## Records for processing
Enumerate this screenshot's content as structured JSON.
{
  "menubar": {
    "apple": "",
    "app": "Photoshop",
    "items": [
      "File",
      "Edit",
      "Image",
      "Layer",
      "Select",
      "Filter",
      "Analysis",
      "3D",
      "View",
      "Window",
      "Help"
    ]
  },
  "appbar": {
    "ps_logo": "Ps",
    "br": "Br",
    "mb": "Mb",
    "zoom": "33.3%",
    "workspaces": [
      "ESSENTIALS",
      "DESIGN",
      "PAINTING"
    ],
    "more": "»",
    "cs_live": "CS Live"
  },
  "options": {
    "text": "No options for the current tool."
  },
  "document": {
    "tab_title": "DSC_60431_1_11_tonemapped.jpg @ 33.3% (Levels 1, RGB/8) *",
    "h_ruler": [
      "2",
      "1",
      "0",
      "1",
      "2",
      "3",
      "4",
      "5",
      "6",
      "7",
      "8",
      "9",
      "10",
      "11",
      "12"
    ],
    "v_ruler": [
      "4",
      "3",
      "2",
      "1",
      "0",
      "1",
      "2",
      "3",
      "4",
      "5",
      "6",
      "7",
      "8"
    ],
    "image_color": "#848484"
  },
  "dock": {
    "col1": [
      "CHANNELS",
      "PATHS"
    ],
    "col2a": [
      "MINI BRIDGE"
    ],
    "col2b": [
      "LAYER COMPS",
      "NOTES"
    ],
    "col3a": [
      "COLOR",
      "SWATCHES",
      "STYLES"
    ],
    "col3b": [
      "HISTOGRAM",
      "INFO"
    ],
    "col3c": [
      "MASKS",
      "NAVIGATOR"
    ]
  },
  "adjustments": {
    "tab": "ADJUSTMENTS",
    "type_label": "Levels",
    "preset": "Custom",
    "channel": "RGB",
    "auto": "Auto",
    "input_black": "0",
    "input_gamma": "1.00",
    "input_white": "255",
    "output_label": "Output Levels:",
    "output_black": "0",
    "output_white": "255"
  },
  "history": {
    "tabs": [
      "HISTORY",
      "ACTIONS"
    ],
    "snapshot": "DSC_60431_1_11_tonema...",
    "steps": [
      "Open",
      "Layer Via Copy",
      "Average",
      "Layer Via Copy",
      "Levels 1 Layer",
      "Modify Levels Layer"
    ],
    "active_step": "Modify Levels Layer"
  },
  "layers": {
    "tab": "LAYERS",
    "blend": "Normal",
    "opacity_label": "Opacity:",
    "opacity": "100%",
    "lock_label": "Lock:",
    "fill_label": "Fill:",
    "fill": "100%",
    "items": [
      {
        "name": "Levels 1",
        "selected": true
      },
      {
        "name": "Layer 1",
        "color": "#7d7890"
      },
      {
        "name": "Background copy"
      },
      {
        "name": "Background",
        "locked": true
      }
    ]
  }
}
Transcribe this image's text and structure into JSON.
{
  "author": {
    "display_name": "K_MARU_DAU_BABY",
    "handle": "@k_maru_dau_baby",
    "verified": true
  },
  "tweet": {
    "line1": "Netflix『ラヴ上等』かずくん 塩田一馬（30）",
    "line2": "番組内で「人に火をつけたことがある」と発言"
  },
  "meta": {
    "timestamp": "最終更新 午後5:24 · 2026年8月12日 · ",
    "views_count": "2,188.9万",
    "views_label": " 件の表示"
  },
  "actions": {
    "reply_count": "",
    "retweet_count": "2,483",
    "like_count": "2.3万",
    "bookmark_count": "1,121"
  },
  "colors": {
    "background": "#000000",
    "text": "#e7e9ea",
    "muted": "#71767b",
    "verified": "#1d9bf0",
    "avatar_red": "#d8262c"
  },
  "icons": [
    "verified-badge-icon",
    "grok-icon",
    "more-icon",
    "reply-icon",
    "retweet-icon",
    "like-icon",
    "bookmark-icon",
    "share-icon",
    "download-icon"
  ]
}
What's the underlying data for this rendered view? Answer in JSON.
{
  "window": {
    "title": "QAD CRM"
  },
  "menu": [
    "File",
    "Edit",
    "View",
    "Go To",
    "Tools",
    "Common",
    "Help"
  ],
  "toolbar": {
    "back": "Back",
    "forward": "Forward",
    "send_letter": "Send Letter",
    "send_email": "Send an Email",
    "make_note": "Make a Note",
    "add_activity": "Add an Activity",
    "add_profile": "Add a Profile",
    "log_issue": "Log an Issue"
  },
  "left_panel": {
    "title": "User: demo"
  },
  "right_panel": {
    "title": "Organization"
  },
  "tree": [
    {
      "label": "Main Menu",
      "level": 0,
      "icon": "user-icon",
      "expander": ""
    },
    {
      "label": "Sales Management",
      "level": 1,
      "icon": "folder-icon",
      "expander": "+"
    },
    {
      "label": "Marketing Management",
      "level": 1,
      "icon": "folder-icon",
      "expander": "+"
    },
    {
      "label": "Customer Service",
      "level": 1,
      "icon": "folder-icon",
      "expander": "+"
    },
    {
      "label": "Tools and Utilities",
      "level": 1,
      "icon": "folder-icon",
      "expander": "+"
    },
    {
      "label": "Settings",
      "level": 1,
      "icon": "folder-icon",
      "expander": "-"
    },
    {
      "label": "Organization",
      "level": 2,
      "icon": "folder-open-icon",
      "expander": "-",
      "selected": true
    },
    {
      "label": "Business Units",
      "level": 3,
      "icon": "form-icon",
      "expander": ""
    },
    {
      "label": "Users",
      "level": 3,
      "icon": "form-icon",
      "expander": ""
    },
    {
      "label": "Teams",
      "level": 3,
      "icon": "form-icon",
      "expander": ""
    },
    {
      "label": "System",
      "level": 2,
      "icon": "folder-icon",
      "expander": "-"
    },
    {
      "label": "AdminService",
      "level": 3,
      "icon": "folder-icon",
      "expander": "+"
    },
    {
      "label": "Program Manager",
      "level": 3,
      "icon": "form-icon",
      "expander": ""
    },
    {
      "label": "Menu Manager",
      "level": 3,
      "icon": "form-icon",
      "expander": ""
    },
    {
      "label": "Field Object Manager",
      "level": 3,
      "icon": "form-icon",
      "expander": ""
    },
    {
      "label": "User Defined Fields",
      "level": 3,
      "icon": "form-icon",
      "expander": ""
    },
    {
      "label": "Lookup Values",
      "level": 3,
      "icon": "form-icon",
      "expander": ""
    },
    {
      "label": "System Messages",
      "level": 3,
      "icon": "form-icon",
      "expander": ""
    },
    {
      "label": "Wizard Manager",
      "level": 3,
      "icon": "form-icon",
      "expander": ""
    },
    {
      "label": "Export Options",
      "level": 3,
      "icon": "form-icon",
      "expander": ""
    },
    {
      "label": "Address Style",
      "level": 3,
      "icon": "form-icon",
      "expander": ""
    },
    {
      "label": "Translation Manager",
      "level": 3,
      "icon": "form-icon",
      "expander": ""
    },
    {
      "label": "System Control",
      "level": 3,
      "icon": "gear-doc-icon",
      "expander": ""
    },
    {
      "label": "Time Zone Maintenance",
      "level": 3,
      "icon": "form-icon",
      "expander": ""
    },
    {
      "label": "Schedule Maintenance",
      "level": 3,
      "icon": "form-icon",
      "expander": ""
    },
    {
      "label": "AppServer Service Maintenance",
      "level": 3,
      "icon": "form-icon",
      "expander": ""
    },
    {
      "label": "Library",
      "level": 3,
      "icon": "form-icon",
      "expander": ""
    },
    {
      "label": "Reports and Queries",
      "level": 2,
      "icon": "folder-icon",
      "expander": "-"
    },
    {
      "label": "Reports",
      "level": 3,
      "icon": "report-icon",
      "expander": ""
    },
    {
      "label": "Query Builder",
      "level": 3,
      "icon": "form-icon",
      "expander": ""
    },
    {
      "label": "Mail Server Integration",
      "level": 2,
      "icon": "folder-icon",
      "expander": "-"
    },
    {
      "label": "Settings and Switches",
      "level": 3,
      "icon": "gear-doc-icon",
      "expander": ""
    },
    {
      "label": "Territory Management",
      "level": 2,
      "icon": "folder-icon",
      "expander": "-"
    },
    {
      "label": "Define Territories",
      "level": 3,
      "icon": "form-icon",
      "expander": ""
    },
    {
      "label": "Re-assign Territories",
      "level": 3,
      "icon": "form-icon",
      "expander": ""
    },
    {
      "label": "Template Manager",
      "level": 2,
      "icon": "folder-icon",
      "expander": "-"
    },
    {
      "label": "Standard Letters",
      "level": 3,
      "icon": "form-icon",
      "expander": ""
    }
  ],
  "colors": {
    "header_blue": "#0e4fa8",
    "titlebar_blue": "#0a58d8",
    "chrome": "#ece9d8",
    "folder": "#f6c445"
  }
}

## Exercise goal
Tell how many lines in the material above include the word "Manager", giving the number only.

## Exercise output
6